• _What is expected_:
Print each record exactly as it appears, but drop the images.

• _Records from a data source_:

============

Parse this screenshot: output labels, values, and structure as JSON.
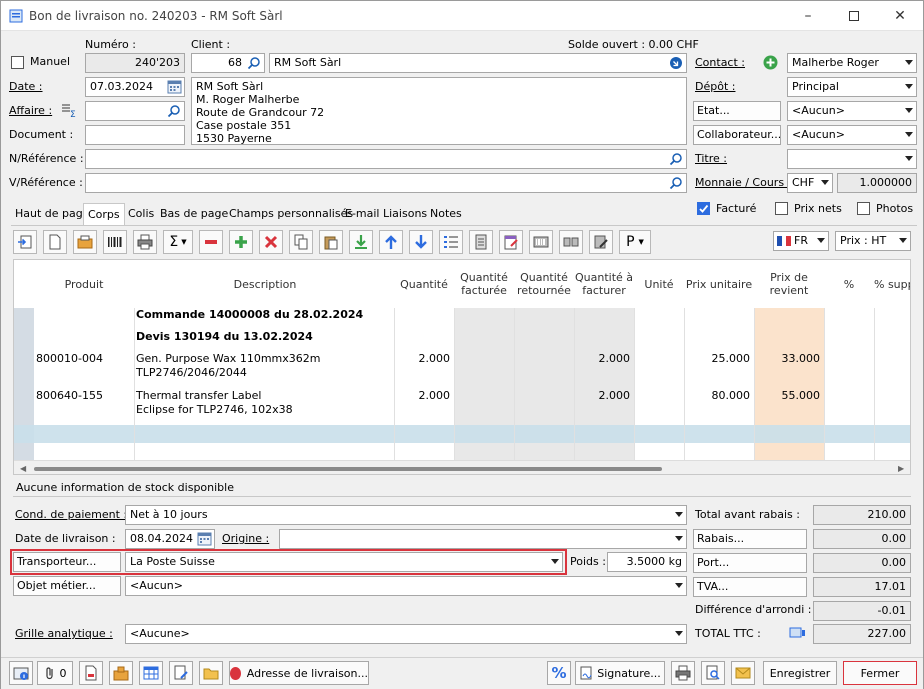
{
  "window": {
    "title": "Bon de livraison no. 240203 - RM Soft Sàrl"
  },
  "header": {
    "manual_label": "Manuel",
    "numero_label": "Numéro :",
    "numero_value": "240'203",
    "client_label": "Client :",
    "client_id": "68",
    "client_name": "RM Soft Sàrl",
    "solde_label": "Solde ouvert : 0.00 CHF",
    "date_label": "Date :",
    "date_value": "07.03.2024",
    "affaire_label": "Affaire :",
    "document_label": "Document :",
    "address_lines": [
      "RM Soft Sàrl",
      "M. Roger Malherbe",
      "Route de Grandcour 72",
      "Case postale 351",
      "1530 Payerne"
    ],
    "nref_label": "N/Référence :",
    "vref_label": "V/Référence :",
    "contact_label": "Contact :",
    "contact_value": "Malherbe Roger",
    "depot_label": "Dépôt :",
    "depot_value": "Principal",
    "etat_label": "Etat...",
    "etat_value": "<Aucun>",
    "collab_label": "Collaborateur...",
    "collab_value": "<Aucun>",
    "titre_label": "Titre :",
    "titre_value": "",
    "monnaie_label": "Monnaie / Cours :",
    "monnaie_value": "CHF",
    "cours_value": "1.000000"
  },
  "tabs": [
    "Haut de page",
    "Corps",
    "Colis",
    "Bas de page",
    "Champs personnalisés",
    "E-mail",
    "Liaisons",
    "Notes"
  ],
  "options": {
    "facture": "Facturé",
    "prix_nets": "Prix nets",
    "photos": "Photos"
  },
  "toolbar": {
    "lang": "FR",
    "prix": "Prix : HT",
    "p_label": "P"
  },
  "grid": {
    "headers": [
      "Produit",
      "Description",
      "Quantité",
      "Quantité facturée",
      "Quantité retournée",
      "Quantité à facturer",
      "Unité",
      "Prix unitaire",
      "Prix de revient",
      "%",
      "% supp"
    ],
    "rows": [
      {
        "produit": "",
        "desc": "Commande 14000008 du 28.02.2024",
        "qte": "",
        "qaf": "",
        "pu": "",
        "pr": ""
      },
      {
        "produit": "",
        "desc": "Devis 130194 du 13.02.2024",
        "qte": "",
        "qaf": "",
        "pu": "",
        "pr": ""
      },
      {
        "produit": "800010-004",
        "desc": "Gen. Purpose Wax 110mmx362m",
        "desc2": "TLP2746/2046/2044",
        "qte": "2.000",
        "qaf": "2.000",
        "pu": "25.000",
        "pr": "33.000"
      },
      {
        "produit": "800640-155",
        "desc": "Thermal transfer Label",
        "desc2": "Eclipse for TLP2746, 102x38",
        "qte": "2.000",
        "qaf": "2.000",
        "pu": "80.000",
        "pr": "55.000"
      }
    ]
  },
  "stock_info": "Aucune information de stock disponible",
  "bottom": {
    "cond_label": "Cond. de paiement :",
    "cond_value": "Net à 10 jours",
    "date_liv_label": "Date de livraison :",
    "date_liv_value": "08.04.2024",
    "origine_label": "Origine :",
    "transporteur_label": "Transporteur...",
    "transporteur_value": "La Poste Suisse",
    "poids_label": "Poids :",
    "poids_value": "3.5000 kg",
    "objet_label": "Objet métier...",
    "objet_value": "<Aucun>",
    "grille_label": "Grille analytique :",
    "grille_value": "<Aucune>"
  },
  "totals": {
    "total_avant_label": "Total avant rabais :",
    "total_avant_value": "210.00",
    "rabais_label": "Rabais...",
    "rabais_value": "0.00",
    "port_label": "Port...",
    "port_value": "0.00",
    "tva_label": "TVA...",
    "tva_value": "17.01",
    "diff_label": "Différence d'arrondi :",
    "diff_value": "-0.01",
    "ttc_label": "TOTAL TTC :",
    "ttc_value": "227.00"
  },
  "footer": {
    "attach_count": "0",
    "adresse_label": "Adresse de livraison...",
    "signature_label": "Signature...",
    "enregistrer_label": "Enregistrer",
    "fermer_label": "Fermer"
  },
  "colors": {
    "accent": "#2d6cdf",
    "highlight_red": "#d9343d",
    "revient_bg": "#fbe3cc",
    "selected_row": "#c9dfea"
  }
}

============

• _Response_:
Parse this screenshot: output labels, values, and structure as JSON.
{
  "window": {
    "title": "Bon de livraison no. 240203 - RM Soft Sàrl"
  },
  "header": {
    "manual_label": "Manuel",
    "numero_label": "Numéro :",
    "numero_value": "240'203",
    "client_label": "Client :",
    "client_id": "68",
    "client_name": "RM Soft Sàrl",
    "solde_label": "Solde ouvert : 0.00 CHF",
    "date_label": "Date :",
    "date_value": "07.03.2024",
    "affaire_label": "Affaire :",
    "document_label": "Document :",
    "address_lines": [
      "RM Soft Sàrl",
      "M. Roger Malherbe",
      "Route de Grandcour 72",
      "Case postale 351",
      "1530 Payerne"
    ],
    "nref_label": "N/Référence :",
    "vref_label": "V/Référence :",
    "contact_label": "Contact :",
    "contact_value": "Malherbe Roger",
    "depot_label": "Dépôt :",
    "depot_value": "Principal",
    "etat_label": "Etat...",
    "etat_value": "<Aucun>",
    "collab_label": "Collaborateur...",
    "collab_value": "<Aucun>",
    "titre_label": "Titre :",
    "titre_value": "",
    "monnaie_label": "Monnaie / Cours :",
    "monnaie_value": "CHF",
    "cours_value": "1.000000"
  },
  "tabs": [
    "Haut de page",
    "Corps",
    "Colis",
    "Bas de page",
    "Champs personnalisés",
    "E-mail",
    "Liaisons",
    "Notes"
  ],
  "options": {
    "facture": "Facturé",
    "prix_nets": "Prix nets",
    "photos": "Photos"
  },
  "toolbar": {
    "lang": "FR",
    "prix": "Prix : HT",
    "p_label": "P"
  },
  "grid": {
    "headers": [
      "Produit",
      "Description",
      "Quantité",
      "Quantité facturée",
      "Quantité retournée",
      "Quantité à facturer",
      "Unité",
      "Prix unitaire",
      "Prix de revient",
      "%",
      "% supp"
    ],
    "rows": [
      {
        "produit": "",
        "desc": "Commande 14000008 du 28.02.2024",
        "qte": "",
        "qaf": "",
        "pu": "",
        "pr": ""
      },
      {
        "produit": "",
        "desc": "Devis 130194 du 13.02.2024",
        "qte": "",
        "qaf": "",
        "pu": "",
        "pr": ""
      },
      {
        "produit": "800010-004",
        "desc": "Gen. Purpose Wax 110mmx362m",
        "desc2": "TLP2746/2046/2044",
        "qte": "2.000",
        "qaf": "2.000",
        "pu": "25.000",
        "pr": "33.000"
      },
      {
        "produit": "800640-155",
        "desc": "Thermal transfer Label",
        "desc2": "Eclipse for TLP2746, 102x38",
        "qte": "2.000",
        "qaf": "2.000",
        "pu": "80.000",
        "pr": "55.000"
      }
    ]
  },
  "stock_info": "Aucune information de stock disponible",
  "bottom": {
    "cond_label": "Cond. de paiement :",
    "cond_value": "Net à 10 jours",
    "date_liv_label": "Date de livraison :",
    "date_liv_value": "08.04.2024",
    "origine_label": "Origine :",
    "transporteur_label": "Transporteur...",
    "transporteur_value": "La Poste Suisse",
    "poids_label": "Poids :",
    "poids_value": "3.5000 kg",
    "objet_label": "Objet métier...",
    "objet_value": "<Aucun>",
    "grille_label": "Grille analytique :",
    "grille_value": "<Aucune>"
  },
  "totals": {
    "total_avant_label": "Total avant rabais :",
    "total_avant_value": "210.00",
    "rabais_label": "Rabais...",
    "rabais_value": "0.00",
    "port_label": "Port...",
    "port_value": "0.00",
    "tva_label": "TVA...",
    "tva_value": "17.01",
    "diff_label": "Différence d'arrondi :",
    "diff_value": "-0.01",
    "ttc_label": "TOTAL TTC :",
    "ttc_value": "227.00"
  },
  "footer": {
    "attach_count": "0",
    "adresse_label": "Adresse de livraison...",
    "signature_label": "Signature...",
    "enregistrer_label": "Enregistrer",
    "fermer_label": "Fermer"
  },
  "colors": {
    "accent": "#2d6cdf",
    "highlight_red": "#d9343d",
    "revient_bg": "#fbe3cc",
    "selected_row": "#c9dfea"
  }
}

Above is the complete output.